1848, Frankfurt (Free City). Large Silver “Election” Double Gulden Coin.
On the election of Archduke John’s as Vicar of the City.
Mint Year: 1848
Mintage: 36,000 pcs.
References: KM-338, Thun 135, Kahnt 176, BST 421a.
Denomination: Double “Election” Gulden (2 Gulden) - Election of Archduke John of Austria as “Reichsverweser” (imperial vicar) of Frankfurt City
Material: Silver (.900)
Reverse: Double headed eagle of Frankfurt (City Arms).
Legend: * ERWÄHLT ZUM REICHSVERWESER ÜBER DEUTSCHLAND D.29 IUNI 1848
Obverse: Legend in four lines "Archduke John (Johann) of Austria", two branches below. Graffiti in fields.
Legend: * CONSTITUIRENDE VERSAMMLUNG I.D.F. STADT FRANKFURT 18.MAI 1848
At the height of the 1848 revolution the Frankfurt National Assembly appointed Archduke John of Austria as a regent (vicar or “Rechsverwalter”) of the realm.. After the failure of the March Revolution of 1848, he resigned from this office in 1849.
Archduke John of Austria (German: Johann von Österreich; January 20, 1782 – May 11, 1859) was the thirteenth child of Leopold II, Holy Roman Emperor and Maria Louisa of Spain. His son from a morganatic marriage was Franz Graf von Meran.

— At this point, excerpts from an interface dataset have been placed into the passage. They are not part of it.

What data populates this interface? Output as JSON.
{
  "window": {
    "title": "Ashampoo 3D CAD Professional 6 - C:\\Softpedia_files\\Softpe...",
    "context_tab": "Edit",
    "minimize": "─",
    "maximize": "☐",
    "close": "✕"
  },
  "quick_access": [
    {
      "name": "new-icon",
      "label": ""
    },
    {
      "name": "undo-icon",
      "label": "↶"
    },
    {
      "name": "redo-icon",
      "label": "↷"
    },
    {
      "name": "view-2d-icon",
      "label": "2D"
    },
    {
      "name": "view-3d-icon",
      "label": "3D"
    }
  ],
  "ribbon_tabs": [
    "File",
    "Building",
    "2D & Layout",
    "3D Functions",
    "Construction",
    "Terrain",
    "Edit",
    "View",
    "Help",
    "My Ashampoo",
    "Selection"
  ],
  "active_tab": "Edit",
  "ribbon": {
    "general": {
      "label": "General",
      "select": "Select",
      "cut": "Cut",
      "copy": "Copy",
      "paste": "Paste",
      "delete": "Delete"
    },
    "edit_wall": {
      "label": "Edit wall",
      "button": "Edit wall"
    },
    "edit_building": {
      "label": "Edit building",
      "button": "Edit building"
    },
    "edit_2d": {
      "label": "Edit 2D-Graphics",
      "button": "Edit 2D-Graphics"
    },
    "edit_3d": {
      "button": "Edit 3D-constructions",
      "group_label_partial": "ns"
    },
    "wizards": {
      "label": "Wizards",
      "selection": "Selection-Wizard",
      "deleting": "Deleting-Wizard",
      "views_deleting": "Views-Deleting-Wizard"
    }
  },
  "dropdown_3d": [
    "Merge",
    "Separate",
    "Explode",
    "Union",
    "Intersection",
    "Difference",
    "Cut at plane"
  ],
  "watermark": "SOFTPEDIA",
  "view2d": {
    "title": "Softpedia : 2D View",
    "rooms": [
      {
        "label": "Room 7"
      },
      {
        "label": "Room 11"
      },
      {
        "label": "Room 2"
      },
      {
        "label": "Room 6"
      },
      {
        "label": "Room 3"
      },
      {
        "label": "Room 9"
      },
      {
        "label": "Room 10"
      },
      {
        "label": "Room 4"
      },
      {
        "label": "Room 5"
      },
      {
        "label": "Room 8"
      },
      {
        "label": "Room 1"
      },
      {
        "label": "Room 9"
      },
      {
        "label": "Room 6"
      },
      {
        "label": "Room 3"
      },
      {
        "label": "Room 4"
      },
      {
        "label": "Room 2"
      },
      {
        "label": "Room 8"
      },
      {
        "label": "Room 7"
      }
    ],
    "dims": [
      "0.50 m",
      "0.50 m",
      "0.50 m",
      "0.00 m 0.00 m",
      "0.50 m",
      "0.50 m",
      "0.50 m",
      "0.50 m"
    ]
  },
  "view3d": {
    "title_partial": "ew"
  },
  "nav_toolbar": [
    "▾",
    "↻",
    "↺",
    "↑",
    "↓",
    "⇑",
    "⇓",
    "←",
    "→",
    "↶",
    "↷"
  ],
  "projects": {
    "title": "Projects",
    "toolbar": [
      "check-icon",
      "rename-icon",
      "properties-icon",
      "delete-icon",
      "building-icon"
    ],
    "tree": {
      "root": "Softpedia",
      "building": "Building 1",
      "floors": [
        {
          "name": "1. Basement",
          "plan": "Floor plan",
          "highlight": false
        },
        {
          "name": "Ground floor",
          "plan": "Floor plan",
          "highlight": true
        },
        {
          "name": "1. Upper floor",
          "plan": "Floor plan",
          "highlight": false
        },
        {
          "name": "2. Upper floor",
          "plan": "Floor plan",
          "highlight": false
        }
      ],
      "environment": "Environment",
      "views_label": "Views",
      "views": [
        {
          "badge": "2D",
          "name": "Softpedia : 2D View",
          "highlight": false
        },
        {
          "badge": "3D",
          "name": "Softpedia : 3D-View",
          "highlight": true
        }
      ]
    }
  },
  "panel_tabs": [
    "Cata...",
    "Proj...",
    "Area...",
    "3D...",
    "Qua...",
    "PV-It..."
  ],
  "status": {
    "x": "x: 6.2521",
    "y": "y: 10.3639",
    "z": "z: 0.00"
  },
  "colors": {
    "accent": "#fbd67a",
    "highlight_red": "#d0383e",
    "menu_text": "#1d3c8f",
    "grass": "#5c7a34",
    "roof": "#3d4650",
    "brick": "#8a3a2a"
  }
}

Johann was born in Florence, where his father Leopold ruled as Grand Duke of Tuscany. In 1790, Leopold became Emperor and moved his family to Vienna.
Archduke John had only been given basic military education before he was thrust into commanding the army in Germany in September 1800. He showed personal bravery, but was defeated badly at Hohenlinden on 3rd December 1800. After the peace in 1801, Archduke John was made General Director of the Engineering and Fortification Service, and later commander of two military academies. In 1805 he directed an able defence of several Tyrolean passes brought him the Commander Cross of the MTO. By 1808 he was pressing for the creation of a Landwehr and in 1809 he commanded the army in Italy (VIII and IX Korps) against Prince Eugene. Although initially successful, Archduke John was eventually beaten on the Piave and at Raab.
After losing his military ambitions, which had been forced upon him by his brother, Emperor Franz II, as a consequence of the defeat by Napoleon in Tyrol, he turned to Styria. In that duchy, he developed a great interest for nature, technology and agriculture. He collected minerals and was active as an alpinist and hunter. In his early days Archduke Johann and his brother Louis had the habit of travelling to France, where the latter married Madame de Gueroust.
In the history of Styria, he is remembered as a great modernizer and became an important figure of identification for Styrians. His proximity to the people is given evidence to by his many contacts with the common man, by wearing the local Tracht, the Steireranzug, and by collecting and promoting the material and spiritual culture of the country. In 1829, he married Anna Maria Josephine Plochl, the daughter of Jakob Plochl, the postmaster of Aussee, and wife Maria Anna Pilz, whose descendants were styled the “Counts of Meran” and “Barons of Brandhofen”.
He was a passionate mountaineer and attempted to be the first to climb the Großvenediger. For that reason, the Erzherzog-Johann-Hütte (Adlersruhe) at the Großglockner, and the Archduke John’s Vanilla Orchid (Nigritella rubra subsp. archiducis-joannis), an orchid growing on mountain meadows, are named after him.
In 1811, he laid the foundation for the Joanneum in Graz, the predecessor of Graz University of Technology. Some other foundations were initiated by him, such as the Styrian State Archive 1817, the Berg- und Hüttenmännische Lehranstalt, which was founded in 1840 in Vordernberg and became the University of Leoben in 1849, the Styrian Society for Agriculture 1819, the Mutual Fire Insurance, the Styrian Building Society, the Landesoberrealschule in 1845 und the Society for Styrian History in 1850.
By acquiring a tin factory in Krems bei Voitsberg and coal mines near Köflach he also became an industrialist.
In 1840, he bought the Stainz dominion, where he was also freely elected as mayor in 1850. He was already the lord of the Brandhofen dominion.
His routing of the Austrian Southern Railway from Vienna to Triest over the Semmering and through the Mura and Mürz valleys to Graz is particularly notable. Even though Johann did not consider himself a liberal, he promoted some liberal ideas. He was often in conflict with the Habsburg court, especially because of his morganatic marriage.
In 1848, the Frankfurt National Assembly appointed him regent of the realm. After the failure of the March Revolution of 1848, he resigned from this office in 1849.
Archduke Johann died in Graz in 1859. He is buried in Schenna near Merano (Italy). He was the great-grandfather of noted conductor Nikolaus Harnoncourt.